In 2011, the United States government lost over $60 million through the minting of pennies. One-cent pieces now cost the government 2.41 cents, each, to produce. When the American cent was introduced in 1793, a typical annual salary for a teacher may have been about $60, so a cent would represent 0.016 percent of this person’s salary. That may seem insignificant at first, but a cent today represents 0.000025 percent of a teacher’s salary of $40,000 today.
In 1793, you might have expected a loaf of bread to cost about 4 cents. Today, a loaf of bread from my supermarket’s bakery is being sold for $2.69. The cent played a much more significant role in life when it was introduced in this country alongside the other coins and currency.
A few years ago, the Federal Reserve Bank of Chicago proposed an odd solution to the problem caused by the rising costs of producing the cent. The Chicago Fed suggested revaluing the cent to be worth five cents, like the nickel. Canada has offered what is probably the best solution for this particular dilemma: halting production of one-cent pieces entirely.
This fall, Canada will no longer produce the cent. Retailers will need to adjust prices for cash transactions, rounding to the nearest five cents. Electronic transactions will continue to be processed in one-cent increments, so no rounding will be necessary for debit or credit card transactions in Canada. All cents in Canada will eventually be pulled from circulation.
One concern is that the lack of cash prices in one-cent increments and the necessity of rounding will cause prices to increase overall, but Canada’s Ministry of Finance points to other countries that have eliminated the cent and have not experienced rising prices.

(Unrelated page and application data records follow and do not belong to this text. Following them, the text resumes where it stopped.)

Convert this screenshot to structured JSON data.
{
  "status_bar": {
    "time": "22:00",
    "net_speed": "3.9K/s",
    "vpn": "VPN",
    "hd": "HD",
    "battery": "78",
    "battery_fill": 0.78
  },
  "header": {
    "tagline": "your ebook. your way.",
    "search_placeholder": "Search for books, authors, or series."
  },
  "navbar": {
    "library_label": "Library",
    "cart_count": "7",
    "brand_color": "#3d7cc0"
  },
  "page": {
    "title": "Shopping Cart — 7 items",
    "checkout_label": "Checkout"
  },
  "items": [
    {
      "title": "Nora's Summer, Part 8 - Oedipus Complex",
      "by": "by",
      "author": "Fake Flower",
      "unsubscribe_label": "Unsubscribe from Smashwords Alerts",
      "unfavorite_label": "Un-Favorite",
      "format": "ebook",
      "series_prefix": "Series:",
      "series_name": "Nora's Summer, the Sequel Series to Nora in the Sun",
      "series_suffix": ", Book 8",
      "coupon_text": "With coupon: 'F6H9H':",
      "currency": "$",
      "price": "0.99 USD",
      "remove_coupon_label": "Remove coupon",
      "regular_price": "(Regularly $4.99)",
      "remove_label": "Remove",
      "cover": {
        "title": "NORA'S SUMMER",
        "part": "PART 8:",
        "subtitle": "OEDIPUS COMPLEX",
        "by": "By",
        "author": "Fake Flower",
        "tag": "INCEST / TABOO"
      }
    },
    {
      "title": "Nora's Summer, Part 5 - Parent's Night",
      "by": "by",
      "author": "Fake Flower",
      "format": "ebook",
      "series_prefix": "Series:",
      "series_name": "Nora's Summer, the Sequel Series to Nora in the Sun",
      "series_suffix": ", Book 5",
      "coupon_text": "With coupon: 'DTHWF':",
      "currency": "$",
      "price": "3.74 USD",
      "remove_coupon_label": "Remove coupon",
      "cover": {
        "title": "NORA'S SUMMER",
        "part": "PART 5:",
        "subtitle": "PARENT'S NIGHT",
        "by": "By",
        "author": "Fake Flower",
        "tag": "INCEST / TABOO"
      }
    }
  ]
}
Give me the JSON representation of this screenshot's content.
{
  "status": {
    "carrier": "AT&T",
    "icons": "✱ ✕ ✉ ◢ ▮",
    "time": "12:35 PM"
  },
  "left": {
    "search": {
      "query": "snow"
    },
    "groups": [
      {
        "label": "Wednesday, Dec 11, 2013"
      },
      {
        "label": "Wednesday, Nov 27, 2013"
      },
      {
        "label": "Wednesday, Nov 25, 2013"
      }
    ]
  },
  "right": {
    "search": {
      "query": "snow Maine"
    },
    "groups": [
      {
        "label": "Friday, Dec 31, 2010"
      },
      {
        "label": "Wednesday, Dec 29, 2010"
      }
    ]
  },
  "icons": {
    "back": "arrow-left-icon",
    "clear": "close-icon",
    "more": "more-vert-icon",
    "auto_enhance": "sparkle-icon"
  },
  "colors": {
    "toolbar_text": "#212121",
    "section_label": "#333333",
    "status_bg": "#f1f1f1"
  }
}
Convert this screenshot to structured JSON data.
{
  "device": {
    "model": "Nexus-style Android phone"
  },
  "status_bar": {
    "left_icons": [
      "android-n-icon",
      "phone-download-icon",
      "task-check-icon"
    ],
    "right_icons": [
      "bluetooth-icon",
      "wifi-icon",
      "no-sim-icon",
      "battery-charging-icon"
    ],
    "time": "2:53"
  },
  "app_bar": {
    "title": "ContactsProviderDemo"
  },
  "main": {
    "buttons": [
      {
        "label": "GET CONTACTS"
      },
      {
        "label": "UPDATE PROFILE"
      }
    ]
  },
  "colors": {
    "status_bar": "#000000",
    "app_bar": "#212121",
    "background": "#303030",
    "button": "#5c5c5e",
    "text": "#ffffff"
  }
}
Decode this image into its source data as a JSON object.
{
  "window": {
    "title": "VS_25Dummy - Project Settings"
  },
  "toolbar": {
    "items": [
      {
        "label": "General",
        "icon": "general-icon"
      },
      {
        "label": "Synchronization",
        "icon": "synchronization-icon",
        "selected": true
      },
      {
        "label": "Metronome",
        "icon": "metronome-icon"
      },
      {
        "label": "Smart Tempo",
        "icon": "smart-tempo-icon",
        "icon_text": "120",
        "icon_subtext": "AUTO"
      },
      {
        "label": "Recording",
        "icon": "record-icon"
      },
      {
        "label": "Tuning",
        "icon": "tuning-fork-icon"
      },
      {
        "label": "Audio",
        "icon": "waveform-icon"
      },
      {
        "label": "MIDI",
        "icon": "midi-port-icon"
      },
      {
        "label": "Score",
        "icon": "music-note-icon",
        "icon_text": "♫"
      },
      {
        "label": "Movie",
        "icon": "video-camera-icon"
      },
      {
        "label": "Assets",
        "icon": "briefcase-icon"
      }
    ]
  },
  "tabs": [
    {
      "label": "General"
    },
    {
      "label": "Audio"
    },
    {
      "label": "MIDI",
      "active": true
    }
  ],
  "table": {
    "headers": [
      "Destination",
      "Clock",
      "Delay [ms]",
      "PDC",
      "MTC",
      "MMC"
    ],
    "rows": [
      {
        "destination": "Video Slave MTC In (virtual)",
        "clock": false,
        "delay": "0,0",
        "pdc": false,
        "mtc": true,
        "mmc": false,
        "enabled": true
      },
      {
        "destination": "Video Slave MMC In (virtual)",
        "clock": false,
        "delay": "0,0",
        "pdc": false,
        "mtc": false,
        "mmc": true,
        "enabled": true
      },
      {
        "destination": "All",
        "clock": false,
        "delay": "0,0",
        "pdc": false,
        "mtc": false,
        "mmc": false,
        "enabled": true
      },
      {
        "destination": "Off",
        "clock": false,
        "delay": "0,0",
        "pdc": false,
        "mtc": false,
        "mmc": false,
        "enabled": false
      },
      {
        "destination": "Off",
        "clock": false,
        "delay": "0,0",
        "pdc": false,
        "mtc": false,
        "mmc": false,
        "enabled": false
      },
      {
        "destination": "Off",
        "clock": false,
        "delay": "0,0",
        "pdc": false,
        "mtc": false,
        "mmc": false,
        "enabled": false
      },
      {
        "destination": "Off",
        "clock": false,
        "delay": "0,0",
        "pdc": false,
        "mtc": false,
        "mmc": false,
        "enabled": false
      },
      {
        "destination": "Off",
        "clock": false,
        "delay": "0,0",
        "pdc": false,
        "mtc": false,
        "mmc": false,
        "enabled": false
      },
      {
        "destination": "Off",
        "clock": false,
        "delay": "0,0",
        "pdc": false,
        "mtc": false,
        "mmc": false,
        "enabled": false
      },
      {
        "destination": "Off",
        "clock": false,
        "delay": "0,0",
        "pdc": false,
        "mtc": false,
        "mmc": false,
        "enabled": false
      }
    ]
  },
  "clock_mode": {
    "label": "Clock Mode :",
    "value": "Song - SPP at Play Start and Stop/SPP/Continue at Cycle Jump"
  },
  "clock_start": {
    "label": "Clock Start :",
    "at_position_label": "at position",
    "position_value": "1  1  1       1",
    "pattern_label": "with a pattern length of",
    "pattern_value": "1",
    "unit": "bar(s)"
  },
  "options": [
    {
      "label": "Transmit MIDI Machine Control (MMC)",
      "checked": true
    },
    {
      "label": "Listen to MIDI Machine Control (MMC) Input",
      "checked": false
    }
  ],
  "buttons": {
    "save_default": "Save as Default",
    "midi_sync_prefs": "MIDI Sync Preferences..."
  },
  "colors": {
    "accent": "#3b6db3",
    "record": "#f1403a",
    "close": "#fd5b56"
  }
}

This is clearly the path the United States should take. The cent is a nuisance, and is expensive for the government (and public) to produce, and should be eliminated. A price difference of one cent is meaningless in today’s economy.